Developing applicable clinical machine learning models is a difficult task when the data includes spatial information, for example, radiation dose distributions across adjacent organs at risk. We describe the co-design of a modeling system, DASS, to support the hybrid human-machine development and validation of predictive models for estimating long-term toxicities related to radiotherapy doses in head and neck cancer patients. Developed in collaboration with domain experts in oncology and data mining, DASS incorporates human-in-the-loop visual steering, spatial data, and explainable AI to augment domain knowledge with automatic data mining. We demonstrate DASS with the development of two practical clinical stratification models and report feedback from domain experts. Finally, we describe the design lessons learned from this collaborative experience.

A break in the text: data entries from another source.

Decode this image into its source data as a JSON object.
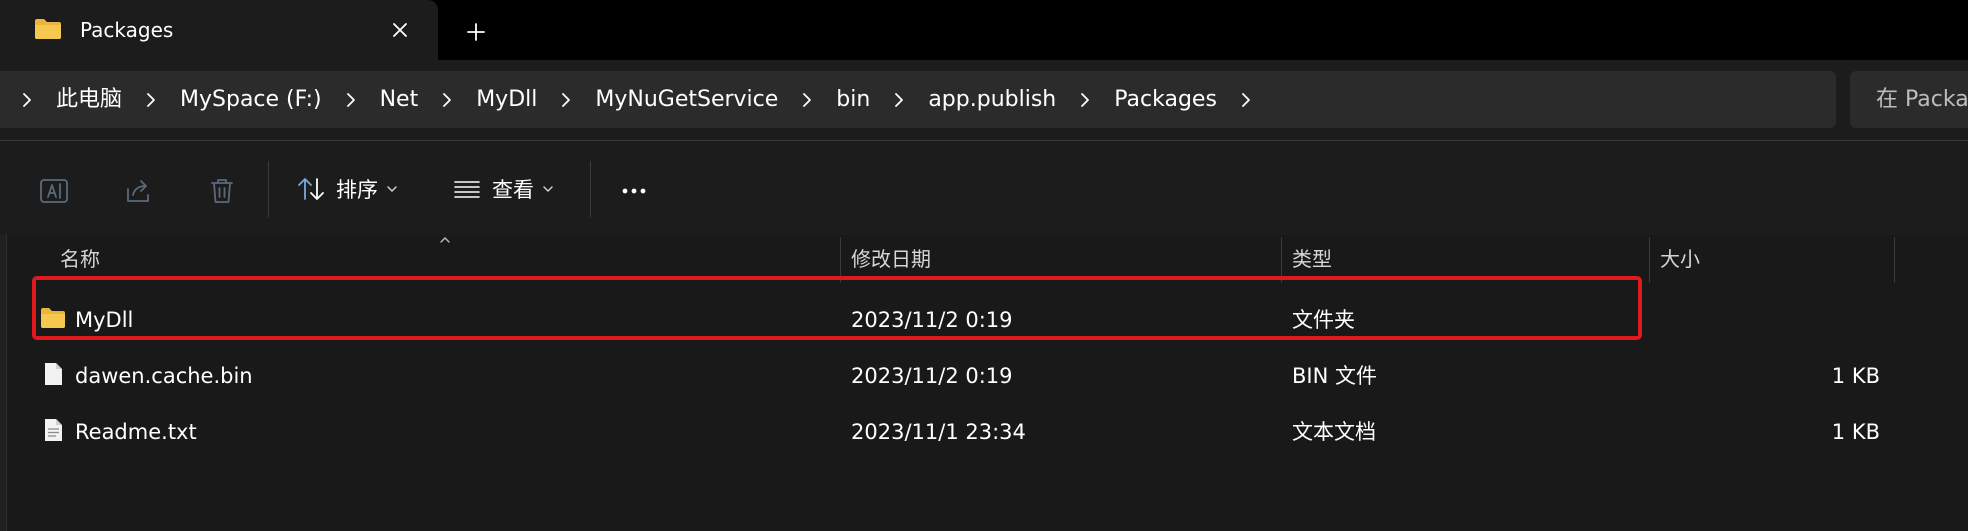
{
  "tab": {
    "title": "Packages",
    "folder_icon": "folder-icon",
    "close_icon": "close-icon",
    "new_tab_icon": "plus-icon"
  },
  "address": {
    "crumbs": [
      "此电脑",
      "MySpace (F:)",
      "Net",
      "MyDll",
      "MyNuGetService",
      "bin",
      "app.publish",
      "Packages"
    ],
    "search_placeholder": "在 Packages 中搜索"
  },
  "commands": {
    "rename_icon": "rename-icon",
    "share_icon": "share-icon",
    "delete_icon": "trash-icon",
    "sort_label": "排序",
    "view_label": "查看",
    "more_icon": "more-icon"
  },
  "columns": {
    "name": "名称",
    "modified": "修改日期",
    "type": "类型",
    "size": "大小"
  },
  "files": [
    {
      "name": "MyDll",
      "modified": "2023/11/2 0:19",
      "type": "文件夹",
      "size": "",
      "icon": "folder-icon"
    },
    {
      "name": "dawen.cache.bin",
      "modified": "2023/11/2 0:19",
      "type": "BIN 文件",
      "size": "1 KB",
      "icon": "file-icon"
    },
    {
      "name": "Readme.txt",
      "modified": "2023/11/1 23:34",
      "type": "文本文档",
      "size": "1 KB",
      "icon": "text-file-icon"
    }
  ],
  "colors": {
    "highlight": "#e0191c",
    "folder": "#f3c24b",
    "background": "#191919"
  }
}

International benchmarking competitions have become fundamental for the comparative performance assessment of image analysis methods. However, little attention has been given to investigating what can be learnt from these competitions. Do they really generate scientific progress? What are common and successful participation strategies? What makes a solution superior to a competing method? To address this gap in the literature, we performed a multi-center study with all 80 competitions that were conducted in the scope of IEEE ISBI 2021 and MICCAI 2021. Statistical analyses performed based on comprehensive descriptions of the submitted algorithms linked to their rank as well as the underlying participation strategies revealed common characteristics of winning solutions. These typically include the use of multi-task learning (63%) and/or multi-stage pipelines (61%), and a focus on augmentation (100%), image preprocessing (97%), data curation (79%), and postprocessing (66%). The "typical" lead of a winning team is a computer scientist with a doctoral degree, five years of experience in biomedical image analysis, and four years of experience in deep learning. Two core general development strategies stood out for highly-ranked teams: the reflection of the metrics in the method design and the focus on analyzing and handling failure cases. According to the organizers, 43% of the winning algorithms exceeded the state of the art but only 11% completely solved the respective domain problem. The insights of our study could help researchers (1) improve algorithm development strategies when approaching new problems, and (2) focus on open research questions revealed by this work.